▶ Required work:
Without the pictures, set down the records below word for word.

▶ Material shown:
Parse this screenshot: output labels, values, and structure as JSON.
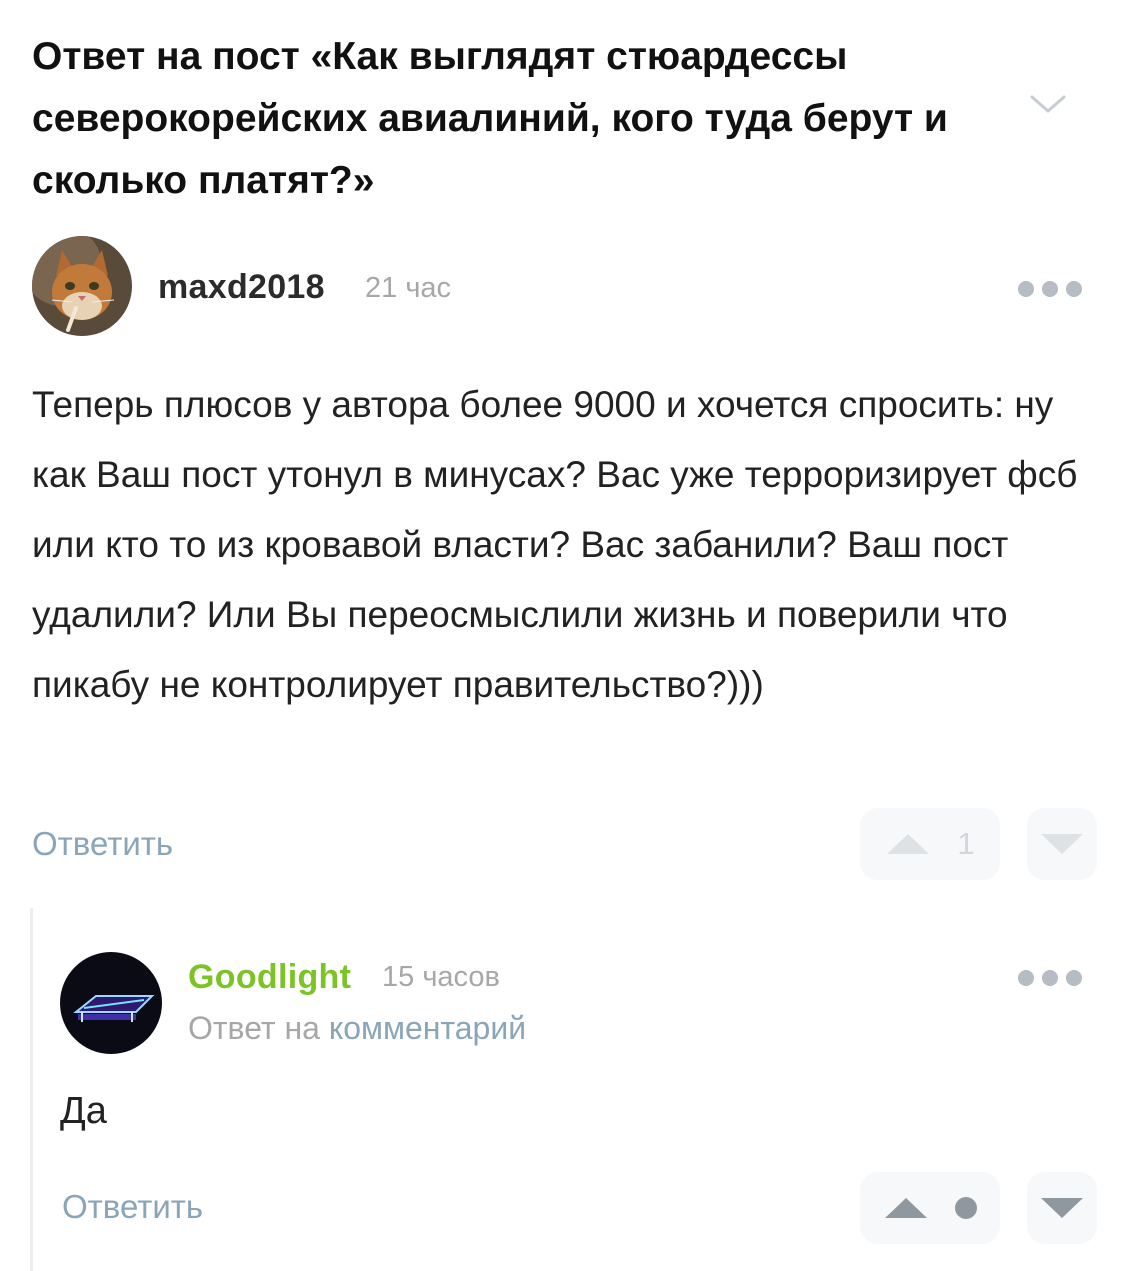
{
  "post": {
    "title": "Ответ на пост «Как выглядят стюардессы северокорейских авиалиний, кого туда берут и сколько платят?»"
  },
  "comment": {
    "author": "maxd2018",
    "time": "21 час",
    "avatar_icon": "cat-avatar",
    "body": "Теперь плюсов у автора более 9000 и хочется спросить: ну как Ваш пост утонул в минусах? Вас уже терроризирует фсб или кто то из кровавой власти? Вас забанили? Ваш пост удалили? Или Вы переосмыслили жизнь и поверили что пикабу не контролирует правительство?)))",
    "reply_label": "Ответить",
    "rating": "1"
  },
  "reply": {
    "author": "Goodlight",
    "time": "15 часов",
    "avatar_icon": "neon-sign-avatar",
    "reply_prefix": "Ответ на",
    "reply_target": "комментарий",
    "body": "Да",
    "reply_label": "Ответить"
  },
  "colors": {
    "accent_link": "#8aa5b8",
    "reply_author": "#7bc327",
    "muted": "#a7a7a7",
    "vote_bg": "#f7f8f9"
  }
}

▶ Solution:
Parse this screenshot: output labels, values, and structure as JSON.
{
  "post": {
    "title": "Ответ на пост «Как выглядят стюардессы северокорейских авиалиний, кого туда берут и сколько платят?»"
  },
  "comment": {
    "author": "maxd2018",
    "time": "21 час",
    "avatar_icon": "cat-avatar",
    "body": "Теперь плюсов у автора более 9000 и хочется спросить: ну как Ваш пост утонул в минусах? Вас уже терроризирует фсб или кто то из кровавой власти? Вас забанили? Ваш пост удалили? Или Вы переосмыслили жизнь и поверили что пикабу не контролирует правительство?)))",
    "reply_label": "Ответить",
    "rating": "1"
  },
  "reply": {
    "author": "Goodlight",
    "time": "15 часов",
    "avatar_icon": "neon-sign-avatar",
    "reply_prefix": "Ответ на",
    "reply_target": "комментарий",
    "body": "Да",
    "reply_label": "Ответить"
  },
  "colors": {
    "accent_link": "#8aa5b8",
    "reply_author": "#7bc327",
    "muted": "#a7a7a7",
    "vote_bg": "#f7f8f9"
  }
}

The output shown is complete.